One of my life lessons learned very early was that change is a force to embrace and not resist. Jobs were lost and gained, and careers continue to ebb and flow. I have experienced much in this existence that continues to be filled with wonders. When the news of an epidemic became life within a pandemic, I knew that humanity took another global shift not unlike those embedded in my youthful memories of a world emerging from a global war where nuclear bombs were used. I reflected on the books by futurist Alvin Toffler.
We are living through the fog of change on a global scale that academics will build careers upon through publishing research of minutia, business authors will publish their notions, and marketers will coin phrases to to help package goods and services. AGL clients who are experiencing growth and success through the pandemic are giving me pause for reflection on what is working.
Here's what I know. Well-designed websites for small businesses are effective windows into an enterprise, but pages must have features for immediate interaction such as contact forms and link buttons. Websites do not market themselves. Visitors must be enticed to go to selected pages where they might decide to explore other pages of a site. The best avenues to pages on a website are articles, photos and video on Facebook, LinkedIn and Google My Business.
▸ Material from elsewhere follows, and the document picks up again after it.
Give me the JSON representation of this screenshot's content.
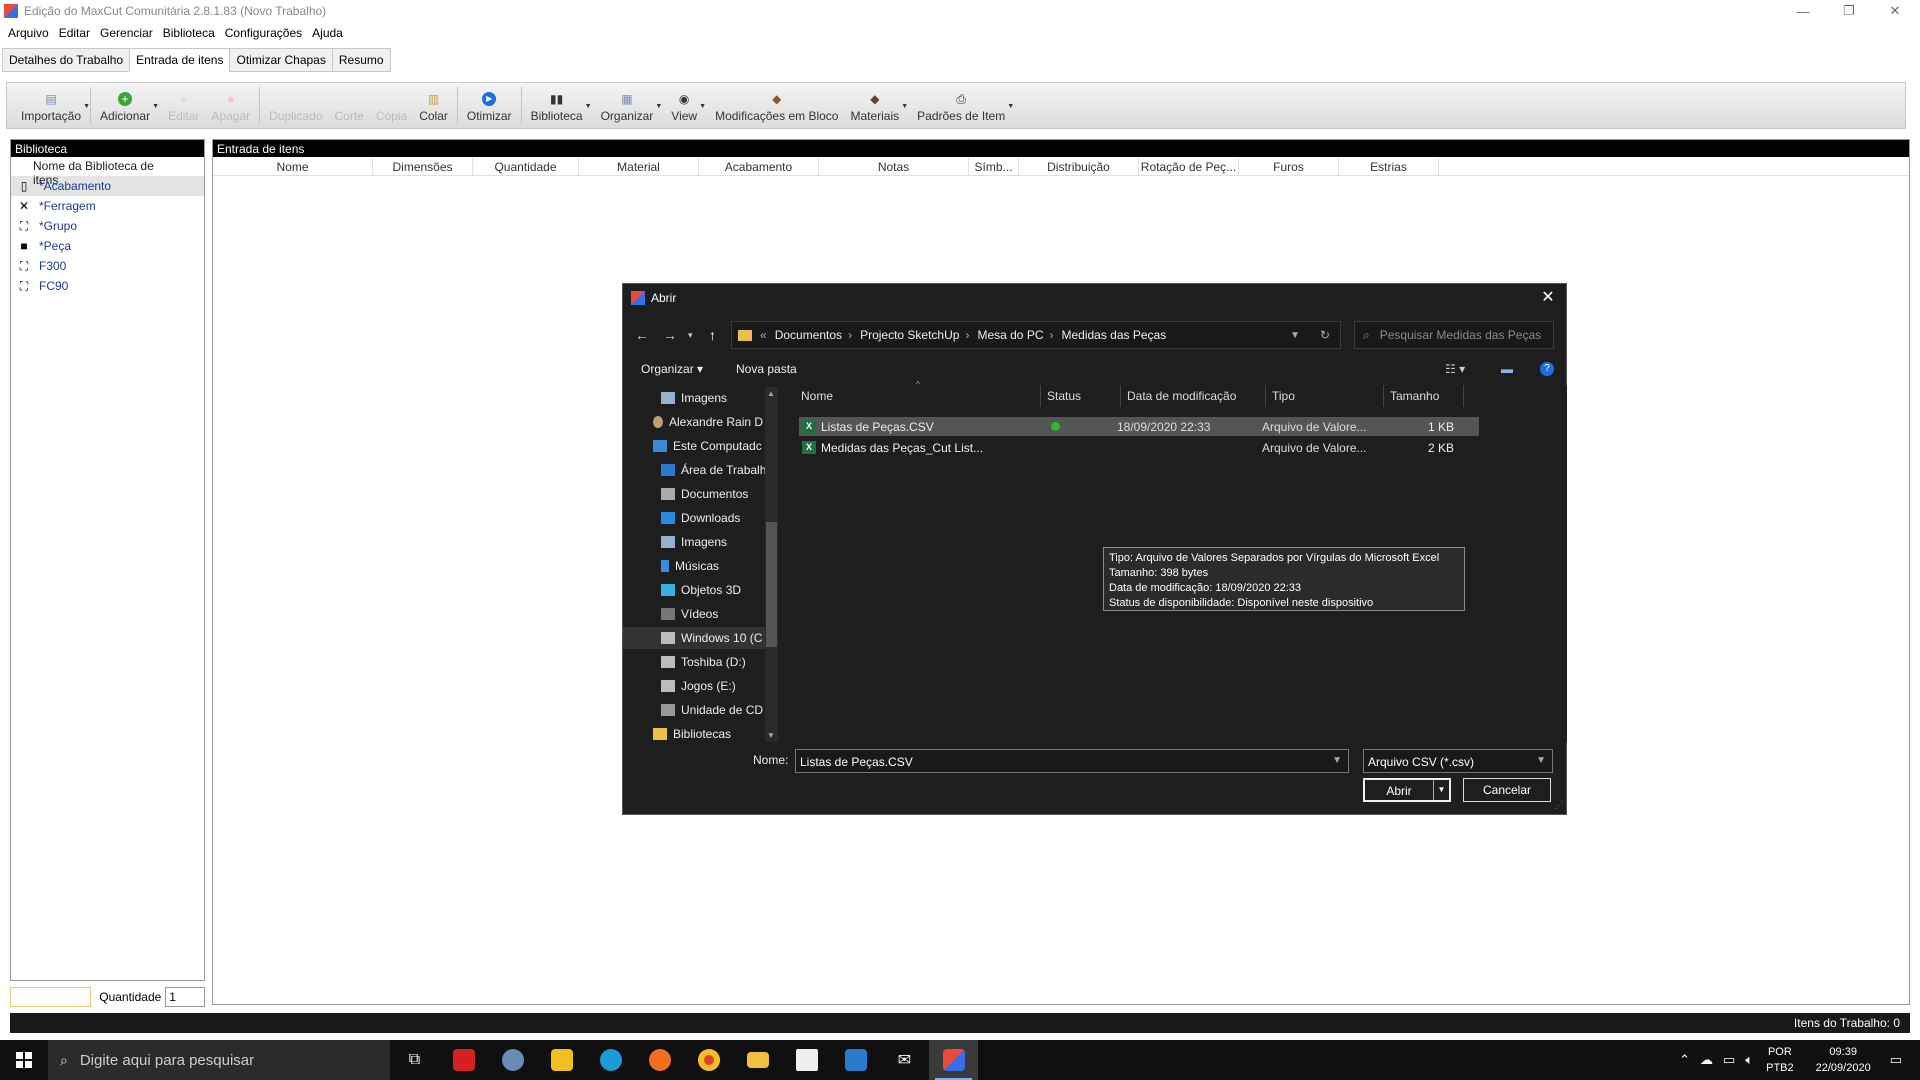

Other platforms like Instagram and Twitter help and all others are questionable! Email marketing campaigns through newsletters and bulletins are high on my list of tactics for small businesses to survive downturns in business and economic cycles and thrive. Content is used to populate social media pages and drive readers and listeners to selected corporate website pages where they can interact with key contacts. I remain undecided about the value of online advertisements. Facebook ads are inexpensive and easy to launch, but substantial conversion to sales or action of some kind is debateable. But, ads do so much more. They give detail about audiences and traffic driven to websites, and that is a good thing. Buy and sell sites for small businesses in small local markets, especially on Facebook, work very well.
Placing fences around generations
I am an advocate of understanding human behavior through culture, geography, demographics, and generational values and experiences to form tactics and strategy in marketing. For years, I placed too much faith in applying the widely-held notions of differences between Baby Boomers, Generation X, Generation Y (Millennials), and now Gen Z (iGens). I had set aside what I learned decades ago in university about how geography and culture among other things affect human behavior (use of Earth's resources). I embraced the infographics, explainer-boards, video, and endless articles about the persona of the generations that were neatly boxed and wrapped, and tied with a ribbon. I fell for the intellectual babblegab hook, line, and sinker. Yes, indeed, there are differences and social media networks with their algorithms and metrics generate very useful information about the generations, and so does learned research at universities and colleges if you take the time to read. The information, however, is most useful for North American markets and places of Europe where World War II spawned the first of the visible generations - Baby Boomers. A generation is not that easy to define when child bearing ages in all places on Earth and life expectancy and many other factors affecting birth and death vary. In North America we package the generations and marketers are making mistakes.
Online and In-Person Events
The COVID-19 pandemic has opened a new era of events, conferences, trade shows, and exhibits where attendees will have expectations of participating online or in person. Hybrid events have arrived in spades. When I was executive director of the Canadian Institute of Marketing, I began hybrid annual meetings about 10 years ago to accommodate members and guests who wanted to attend in person and those who lived in other countries who wanted to participate in the business meeting and educational presentations. When the economic downturn of the early 2000s happened, I was an executive director and held the first online annual meeting of the Canadian Concrete Pipe Association because travel to participate in a 90-minute event and a day of presentations with all the expenses of travel and event planning could not be justified. This year, I have represented clients at online exhibits and conferences using newly-created platforms that accommodate "virtual" conferences and exhibits. These platforms are here to stay and the future is a blend of online and in-person events. It is important for marketers to find ways of economizing budgets that provide an experience that has value to people attending online and off.
Marketing is a bucket of skills, experience, knowledge and credentials held by a person to help sell something. In this digital world, clients of consulting marketers are demonstrating what works best. My experience suggests that online promotion, understanding the generations affecting markets, and the shift to hybrid events are marketing tactics that can benefit small businesses in an economy recovering from the pandemic.